Read more ...

Optimizing workflow for your classroom


Wonder how other educators are optimizing their workflow for their classroom? Get inspired with these Trello board templates and examples!

What is Trello?

Trello is an infinitely flexible visual collaboration tool that helps you keep track of everything--- from the big picture down to the smallest details. It is a free and simple to use project management tool, and our team use it as our core event planning App. Our CEO Dan Taylor talks about it more on our EventsFrame blog post “How to run an events company on (almost) completely free tools”.

Recently, Trello introduced hundreds of sample boards submitted by actual users (including educators) from all around the world that others can easily copy and customize. We listed some of our favorites and included some “board basics” for those new to Trello ;)

Status Of The Class

Always know what step each student is at in a process. Works well in a workshop environment where students are progressing individually.

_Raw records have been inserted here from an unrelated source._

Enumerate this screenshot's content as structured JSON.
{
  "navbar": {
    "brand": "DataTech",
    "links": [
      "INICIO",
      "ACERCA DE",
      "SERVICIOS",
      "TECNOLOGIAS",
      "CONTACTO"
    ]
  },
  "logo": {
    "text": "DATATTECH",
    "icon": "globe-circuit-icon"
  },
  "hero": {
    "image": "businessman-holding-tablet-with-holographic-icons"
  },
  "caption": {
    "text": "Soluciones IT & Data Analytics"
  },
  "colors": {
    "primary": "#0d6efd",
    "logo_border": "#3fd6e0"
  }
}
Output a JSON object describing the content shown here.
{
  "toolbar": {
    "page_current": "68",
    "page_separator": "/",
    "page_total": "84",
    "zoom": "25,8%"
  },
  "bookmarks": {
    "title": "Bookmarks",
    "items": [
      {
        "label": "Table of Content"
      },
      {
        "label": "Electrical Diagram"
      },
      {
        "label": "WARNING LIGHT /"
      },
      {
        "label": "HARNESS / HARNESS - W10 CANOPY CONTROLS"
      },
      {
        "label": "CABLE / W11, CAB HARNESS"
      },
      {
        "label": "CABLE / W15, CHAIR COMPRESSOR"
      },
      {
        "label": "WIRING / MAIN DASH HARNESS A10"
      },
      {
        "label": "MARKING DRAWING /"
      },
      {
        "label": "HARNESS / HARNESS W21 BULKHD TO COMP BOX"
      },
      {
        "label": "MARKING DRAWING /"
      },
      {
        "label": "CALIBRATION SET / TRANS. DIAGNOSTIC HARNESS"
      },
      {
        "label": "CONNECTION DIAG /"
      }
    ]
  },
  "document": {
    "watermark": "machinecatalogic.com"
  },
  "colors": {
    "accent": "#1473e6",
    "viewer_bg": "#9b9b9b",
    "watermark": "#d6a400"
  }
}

Board Basics: Columns in Trello are called “lists” and items added on lists are called “cards”. You can move around both “lists” and “cards” through drag-and-drop action.

Weekly Classroom Newsletter

Keep parents up to date on upcoming events, assignments, and assessments with a weekly classroom newsletter board.



Board Basics: You can add “team members” to a Trello board and customize view/edit permissions. You can also set an entire board to “Public” so people can view the contents without having to register for an account.

Day-to-Day Group Rotation

Keep all your resources and links in one spot, but move student groups each day as partnerships move throughout the room.



Board Basics: You can add a variety of resources in a card: texts, images, URLs, files, link to a Google Drive folder or file, checklists, and so much more! Click on a card to see all the resources.

You can view the entire gallery at https://trello.com/inspiration.



Want more practical EdTech tips and tricks you can use right away? Attend an AppsEvents #GooglePD near you! Visit https://appsevents.com/ for more information.
Read more ...